Trash cans should be covered tightly and frequently washed so that they do not become bee or yellow jacket residences. Open soda cans attract these insects too, so beware while drinking soda in open areas. Windows should also be screened to prevent yellow jackets from entering the home.

Don't mess with yellow jackets outdoors. If you kill one yellow jacket, it releases a hormone and alerts other yellow jackets nearby. So killing one yellow jacket may lead to getting attacked by several.

Can a yellow jacket sting cause severe infections?

Yellowjackets, which are often mistaken for honey bees, are aggressive wasps that inject venom with their stings. These stings may need immediate attention and care. In contrast with other bees which sting once, yellow jackets can sting multiple times by stabbing their stingers into you and this can cause the symptom of pain. The pain can range from mild to severe. What infections are caused by a yellow jacket sting? Let's learn more about this insect's sting.

As they spend a lot of time flying in secluded areas, yellow jacket stings carry bacteria. Severe itching and scratching may lead to severe infections. If you get stung, it's advisable to leave the area immediately, as it can attract more nearby wasps to come and sting you. Sometimes their venom can cause allergic reactions and swelling in some patients. In such cases, the person who has been stung will need immediate medical attention. The sting may create breathing problems, tightness in the chest, and stomach pain. In some rare cases, the yellow jacket's sting is life-threatening, so be sure to keep an eye on the symptoms in your body after a bite or sting and seek care if needed.

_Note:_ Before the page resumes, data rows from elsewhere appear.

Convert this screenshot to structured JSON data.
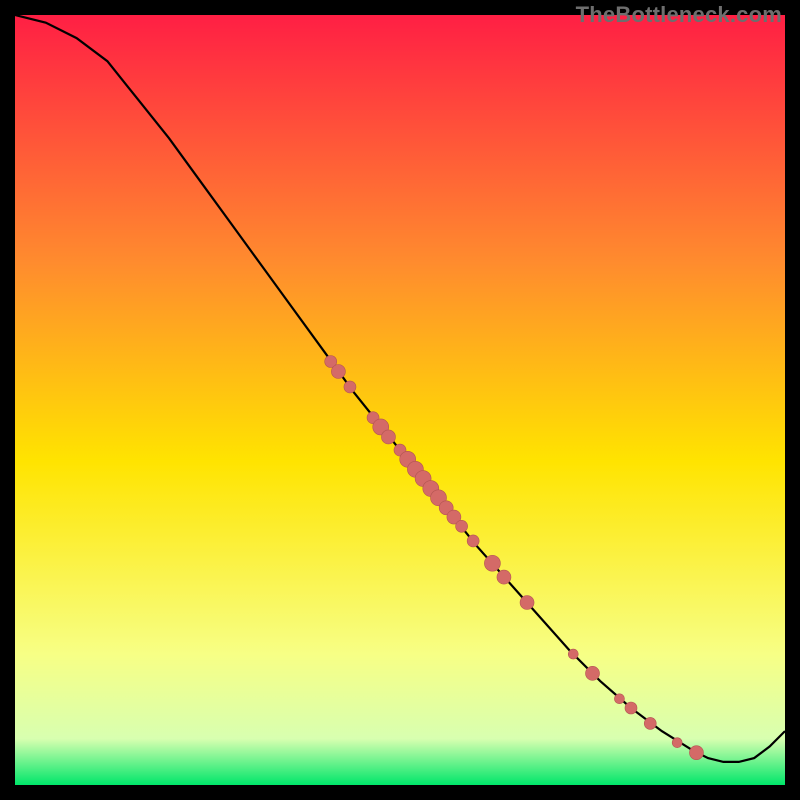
{
  "watermark": "TheBottleneck.com",
  "colors": {
    "gradient_top": "#ff1f44",
    "gradient_mid_upper": "#ff8b2e",
    "gradient_mid": "#ffe400",
    "gradient_lower": "#f7ff85",
    "gradient_near_bottom": "#d8ffb0",
    "gradient_bottom": "#00e66a",
    "line": "#000000",
    "point_fill": "#d46a67",
    "point_stroke": "#b35552"
  },
  "chart_data": {
    "type": "line",
    "xlabel": "",
    "ylabel": "",
    "xlim": [
      0,
      100
    ],
    "ylim": [
      0,
      100
    ],
    "grid": false,
    "legend": false,
    "series": [
      {
        "name": "curve",
        "x": [
          0,
          4,
          8,
          12,
          16,
          20,
          24,
          28,
          32,
          36,
          40,
          44,
          48,
          52,
          56,
          60,
          64,
          68,
          72,
          76,
          80,
          84,
          88,
          90,
          92,
          94,
          96,
          98,
          100
        ],
        "y": [
          100,
          99,
          97,
          94,
          89,
          84,
          78.5,
          73,
          67.5,
          62,
          56.5,
          51,
          46,
          41,
          36,
          31,
          26.5,
          22,
          17.5,
          13.5,
          10,
          7,
          4.5,
          3.5,
          3,
          3,
          3.5,
          5,
          7
        ]
      }
    ],
    "points": [
      {
        "x": 41.0,
        "y": 55.0,
        "r": 6
      },
      {
        "x": 42.0,
        "y": 53.7,
        "r": 7
      },
      {
        "x": 43.5,
        "y": 51.7,
        "r": 6
      },
      {
        "x": 46.5,
        "y": 47.7,
        "r": 6
      },
      {
        "x": 47.5,
        "y": 46.5,
        "r": 8
      },
      {
        "x": 48.5,
        "y": 45.2,
        "r": 7
      },
      {
        "x": 50.0,
        "y": 43.5,
        "r": 6
      },
      {
        "x": 51.0,
        "y": 42.3,
        "r": 8
      },
      {
        "x": 52.0,
        "y": 41.0,
        "r": 8
      },
      {
        "x": 53.0,
        "y": 39.8,
        "r": 8
      },
      {
        "x": 54.0,
        "y": 38.5,
        "r": 8
      },
      {
        "x": 55.0,
        "y": 37.3,
        "r": 8
      },
      {
        "x": 56.0,
        "y": 36.0,
        "r": 7
      },
      {
        "x": 57.0,
        "y": 34.8,
        "r": 7
      },
      {
        "x": 58.0,
        "y": 33.6,
        "r": 6
      },
      {
        "x": 59.5,
        "y": 31.7,
        "r": 6
      },
      {
        "x": 62.0,
        "y": 28.8,
        "r": 8
      },
      {
        "x": 63.5,
        "y": 27.0,
        "r": 7
      },
      {
        "x": 66.5,
        "y": 23.7,
        "r": 7
      },
      {
        "x": 72.5,
        "y": 17.0,
        "r": 5
      },
      {
        "x": 75.0,
        "y": 14.5,
        "r": 7
      },
      {
        "x": 78.5,
        "y": 11.2,
        "r": 5
      },
      {
        "x": 80.0,
        "y": 10.0,
        "r": 6
      },
      {
        "x": 82.5,
        "y": 8.0,
        "r": 6
      },
      {
        "x": 86.0,
        "y": 5.5,
        "r": 5
      },
      {
        "x": 88.5,
        "y": 4.2,
        "r": 7
      }
    ]
  }
}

Here at Kidadl, we have carefully created lots of interesting family-friendly facts for everyone to enjoy! If you liked our suggestions for do yellow jackets sting? Facts about the buzzing bee-lookalike insect, then why not take a look at how long do queen bees live? Or group of bees?

Written By
Deepthi Reddy

<p>With an MBA under her belt, Deepthi has discovered her true calling in content writing. Her writing repertoire is diverse, covering travel, movies, pet care, parenting, animals and birds, and more. Her joy of learning and creating has helped her craft well-written and engaging articles. When she isn't writing, Deepthi enjoys exploring new cultures, trying different foods, and spending quality time with her two children aged 7 and 12.</p>

Read The Disclaimer

Was this article helpful?